- Problem statement:
Each line below with the word "Introduction" needs to be copied.

- Entries provided:
_____
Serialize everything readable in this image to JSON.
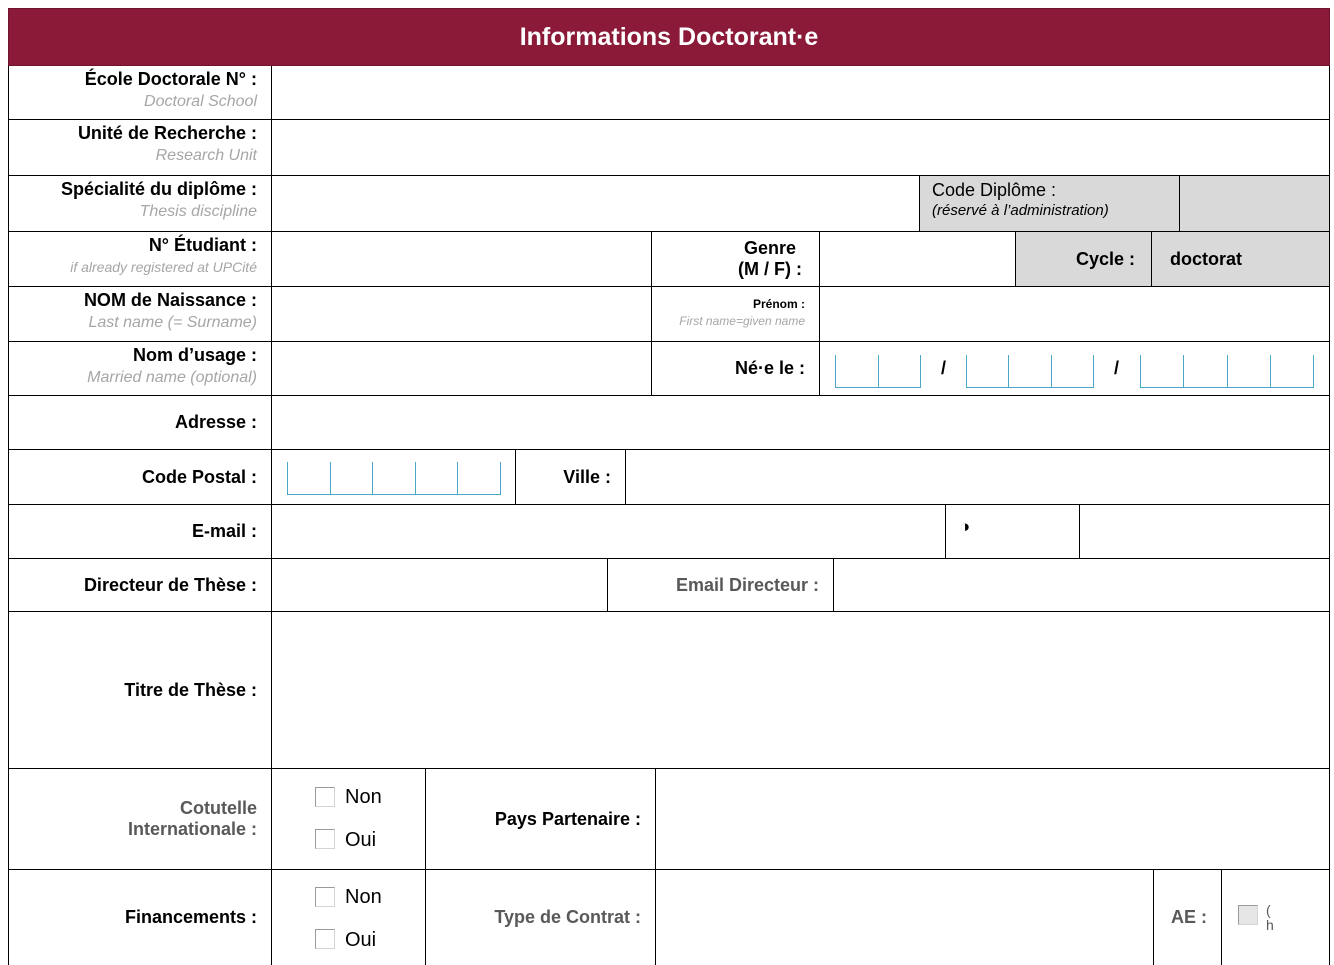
{
  "header": {
    "title": "Informations Doctorant·e"
  },
  "fields": {
    "ecole": {
      "label": "École Doctorale N° :",
      "sub": "Doctoral School"
    },
    "unite": {
      "label": "Unité de Recherche :",
      "sub": "Research Unit"
    },
    "specialite": {
      "label": "Spécialité du diplôme :",
      "sub": "Thesis discipline"
    },
    "code_diplome": {
      "label": "Code Diplôme :",
      "sub": "(réservé à l’administration)"
    },
    "etudiant": {
      "label": "N° Étudiant :",
      "sub": "if already registered at UPCité"
    },
    "genre": {
      "label_line1": "Genre",
      "label_line2": "(M / F) :"
    },
    "cycle": {
      "label": "Cycle :",
      "value": "doctorat"
    },
    "nom_naissance": {
      "label": "NOM de Naissance :",
      "sub": "Last name (= Surname)"
    },
    "prenom": {
      "label": "Prénom :",
      "sub": "First name=given name"
    },
    "nom_usage": {
      "label": "Nom d’usage :",
      "sub": "Married name (optional)"
    },
    "ne_le": {
      "label": "Né·e le :",
      "sep1": "/",
      "sep2": "/"
    },
    "adresse": {
      "label": "Adresse :"
    },
    "code_postal": {
      "label": "Code Postal :"
    },
    "ville": {
      "label": "Ville :"
    },
    "email": {
      "label": "E-mail :",
      "phone_icon": "◑"
    },
    "directeur": {
      "label": "Directeur de Thèse :"
    },
    "email_directeur": {
      "label": "Email Directeur :"
    },
    "titre": {
      "label": "Titre de Thèse :"
    },
    "cotutelle": {
      "label_line1": "Cotutelle",
      "label_line2": "Internationale :",
      "opt_non": "Non",
      "opt_oui": "Oui"
    },
    "pays": {
      "label": "Pays Partenaire :"
    },
    "financements": {
      "label": "Financements :",
      "opt_non": "Non",
      "opt_oui": "Oui"
    },
    "contrat": {
      "label": "Type de Contrat :"
    },
    "ae": {
      "label": "AE :",
      "clipped": "( h"
    }
  },
  "colors": {
    "header_bg": "#8b1a39",
    "grey_cell": "#d9d9d9",
    "box_border": "#4aa7c8",
    "grey_text": "#595959"
  }
}
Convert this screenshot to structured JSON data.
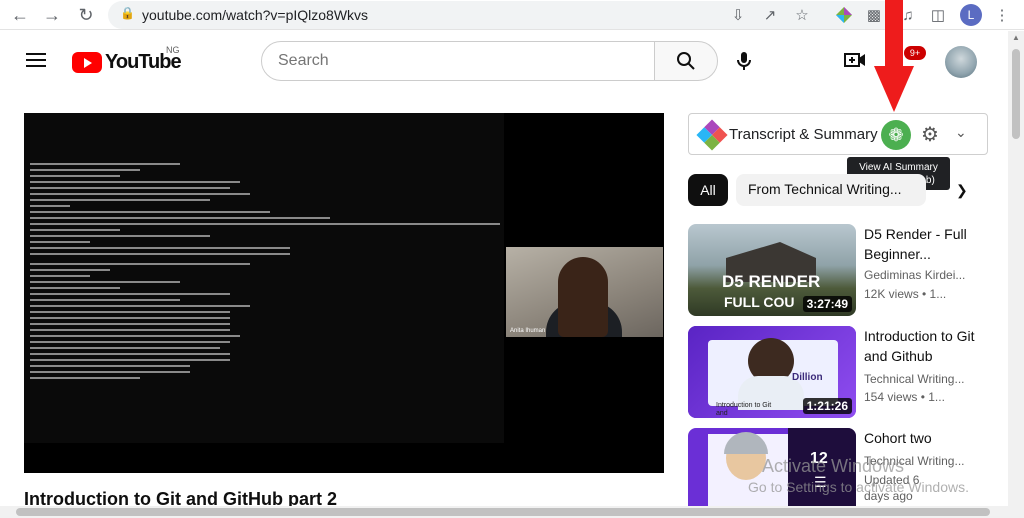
{
  "browser": {
    "url": "youtube.com/watch?v=pIQlzo8Wkvs",
    "profile_initial": "L"
  },
  "youtube": {
    "logo_text": "YouTube",
    "country": "NG",
    "search_placeholder": "Search",
    "notification_badge": "9+"
  },
  "player": {
    "webcam_label": "Anita Ihuman"
  },
  "video": {
    "title": "Introduction to Git and GitHub part 2"
  },
  "extension": {
    "title": "Transcript & Summary",
    "tooltip_line1": "View AI Summary",
    "tooltip_line2": "(Open New Tab)"
  },
  "chips": {
    "all": "All",
    "technical": "From Technical Writing..."
  },
  "recommendations": [
    {
      "title": "D5 Render - Full Beginner...",
      "channel": "Gediminas Kirdei...",
      "meta": "12K views • 1...",
      "duration": "3:27:49",
      "thumb_text": "D5 RENDER",
      "thumb_sub": "FULL COU"
    },
    {
      "title": "Introduction to Git and Github",
      "channel": "Technical Writing...",
      "meta": "154 views • 1...",
      "duration": "1:21:26",
      "thumb_name": "Dillion",
      "thumb_caption": "Introduction to Git and"
    },
    {
      "title": "Cohort two",
      "channel": "Technical Writing...",
      "meta": "Updated 6 days ago",
      "playlist_count": "12"
    }
  ],
  "watermark": {
    "line1": "Activate Windows",
    "line2": "Go to Settings to activate Windows."
  },
  "colors": {
    "youtube_red": "#ff0000",
    "ai_button": "#4caf50",
    "arrow_red": "#ee1c1c"
  }
}
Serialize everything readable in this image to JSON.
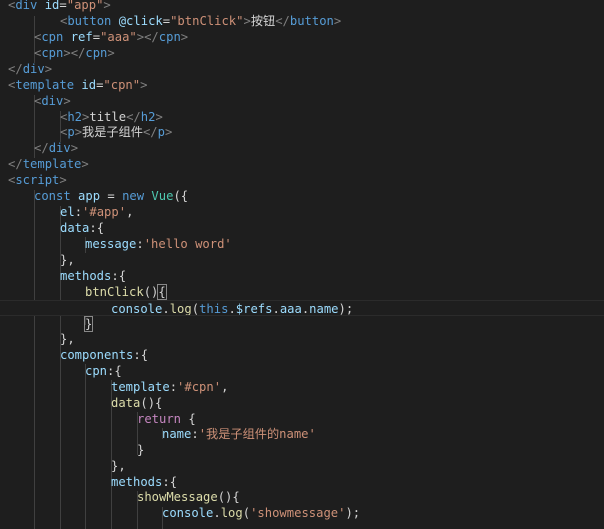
{
  "editor": {
    "colors": {
      "background": "#1e1e1e",
      "tag": "#569cd6",
      "attribute": "#9cdcfe",
      "string": "#ce9178",
      "keyword": "#569cd6",
      "function": "#dcdcaa",
      "class": "#4ec9b0",
      "control": "#c586c0"
    },
    "lines": [
      [
        [
          "punct",
          "<"
        ],
        [
          "tag",
          "div"
        ],
        [
          "plain",
          " "
        ],
        [
          "attr",
          "id"
        ],
        [
          "plain",
          "="
        ],
        [
          "str",
          "\"app\""
        ],
        [
          "punct",
          ">"
        ]
      ],
      [
        [
          "punct",
          "<"
        ],
        [
          "tag",
          "button"
        ],
        [
          "plain",
          " "
        ],
        [
          "attr",
          "@click"
        ],
        [
          "plain",
          "="
        ],
        [
          "str",
          "\"btnClick\""
        ],
        [
          "punct",
          ">"
        ],
        [
          "txt",
          "按钮"
        ],
        [
          "punct",
          "</"
        ],
        [
          "tag",
          "button"
        ],
        [
          "punct",
          ">"
        ]
      ],
      [
        [
          "punct",
          "<"
        ],
        [
          "tag",
          "cpn"
        ],
        [
          "plain",
          " "
        ],
        [
          "attr",
          "ref"
        ],
        [
          "plain",
          "="
        ],
        [
          "str",
          "\"aaa\""
        ],
        [
          "punct",
          "></"
        ],
        [
          "tag",
          "cpn"
        ],
        [
          "punct",
          ">"
        ]
      ],
      [
        [
          "punct",
          "<"
        ],
        [
          "tag",
          "cpn"
        ],
        [
          "punct",
          "></"
        ],
        [
          "tag",
          "cpn"
        ],
        [
          "punct",
          ">"
        ]
      ],
      [
        [
          "punct",
          "</"
        ],
        [
          "tag",
          "div"
        ],
        [
          "punct",
          ">"
        ]
      ],
      [
        [
          "punct",
          "<"
        ],
        [
          "tag",
          "template"
        ],
        [
          "plain",
          " "
        ],
        [
          "attr",
          "id"
        ],
        [
          "plain",
          "="
        ],
        [
          "str",
          "\"cpn\""
        ],
        [
          "punct",
          ">"
        ]
      ],
      [
        [
          "punct",
          "<"
        ],
        [
          "tag",
          "div"
        ],
        [
          "punct",
          ">"
        ]
      ],
      [
        [
          "punct",
          "<"
        ],
        [
          "tag",
          "h2"
        ],
        [
          "punct",
          ">"
        ],
        [
          "plain",
          "title"
        ],
        [
          "punct",
          "</"
        ],
        [
          "tag",
          "h2"
        ],
        [
          "punct",
          ">"
        ]
      ],
      [
        [
          "punct",
          "<"
        ],
        [
          "tag",
          "p"
        ],
        [
          "punct",
          ">"
        ],
        [
          "txt",
          "我是子组件"
        ],
        [
          "punct",
          "</"
        ],
        [
          "tag",
          "p"
        ],
        [
          "punct",
          ">"
        ]
      ],
      [
        [
          "punct",
          "</"
        ],
        [
          "tag",
          "div"
        ],
        [
          "punct",
          ">"
        ]
      ],
      [
        [
          "punct",
          "</"
        ],
        [
          "tag",
          "template"
        ],
        [
          "punct",
          ">"
        ]
      ],
      [
        [
          "punct",
          "<"
        ],
        [
          "tag",
          "script"
        ],
        [
          "punct",
          ">"
        ]
      ],
      [
        [
          "kw",
          "const"
        ],
        [
          "plain",
          " "
        ],
        [
          "var",
          "app"
        ],
        [
          "plain",
          " = "
        ],
        [
          "kw",
          "new"
        ],
        [
          "plain",
          " "
        ],
        [
          "cls",
          "Vue"
        ],
        [
          "plain",
          "({"
        ]
      ],
      [
        [
          "var",
          "el"
        ],
        [
          "plain",
          ":"
        ],
        [
          "str",
          "'#app'"
        ],
        [
          "plain",
          ","
        ]
      ],
      [
        [
          "var",
          "data"
        ],
        [
          "plain",
          ":{"
        ]
      ],
      [
        [
          "var",
          "message"
        ],
        [
          "plain",
          ":"
        ],
        [
          "str",
          "'hello word'"
        ]
      ],
      [
        [
          "plain",
          "},"
        ]
      ],
      [
        [
          "var",
          "methods"
        ],
        [
          "plain",
          ":{"
        ]
      ],
      [
        [
          "fn",
          "btnClick"
        ],
        [
          "plain",
          "()"
        ],
        [
          "box",
          "{"
        ]
      ],
      [
        [
          "var",
          "console"
        ],
        [
          "plain",
          "."
        ],
        [
          "fn",
          "log"
        ],
        [
          "plain",
          "("
        ],
        [
          "kw",
          "this"
        ],
        [
          "plain",
          "."
        ],
        [
          "var",
          "$refs"
        ],
        [
          "plain",
          "."
        ],
        [
          "var",
          "aaa"
        ],
        [
          "plain",
          "."
        ],
        [
          "var",
          "name"
        ],
        [
          "plain",
          ");"
        ]
      ],
      [
        [
          "box",
          "}"
        ]
      ],
      [
        [
          "plain",
          "},"
        ]
      ],
      [
        [
          "var",
          "components"
        ],
        [
          "plain",
          ":{"
        ]
      ],
      [
        [
          "var",
          "cpn"
        ],
        [
          "plain",
          ":{"
        ]
      ],
      [
        [
          "var",
          "template"
        ],
        [
          "plain",
          ":"
        ],
        [
          "str",
          "'#cpn'"
        ],
        [
          "plain",
          ","
        ]
      ],
      [
        [
          "fn",
          "data"
        ],
        [
          "plain",
          "(){"
        ]
      ],
      [
        [
          "ctrl",
          "return"
        ],
        [
          "plain",
          " {"
        ]
      ],
      [
        [
          "var",
          "name"
        ],
        [
          "plain",
          ":"
        ],
        [
          "str",
          "'我是子组件的name'"
        ]
      ],
      [
        [
          "plain",
          "}"
        ]
      ],
      [
        [
          "plain",
          "},"
        ]
      ],
      [
        [
          "var",
          "methods"
        ],
        [
          "plain",
          ":{"
        ]
      ],
      [
        [
          "fn",
          "showMessage"
        ],
        [
          "plain",
          "(){"
        ]
      ],
      [
        [
          "var",
          "console"
        ],
        [
          "plain",
          "."
        ],
        [
          "fn",
          "log"
        ],
        [
          "plain",
          "("
        ],
        [
          "str",
          "'showmessage'"
        ],
        [
          "plain",
          ");"
        ]
      ]
    ]
  }
}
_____
- Completed task:
    "title": "Introduction to Git and GitHub part 2"
      "title": "Introduction to Git and Github",
      "thumb_caption": "Introduction to Git and"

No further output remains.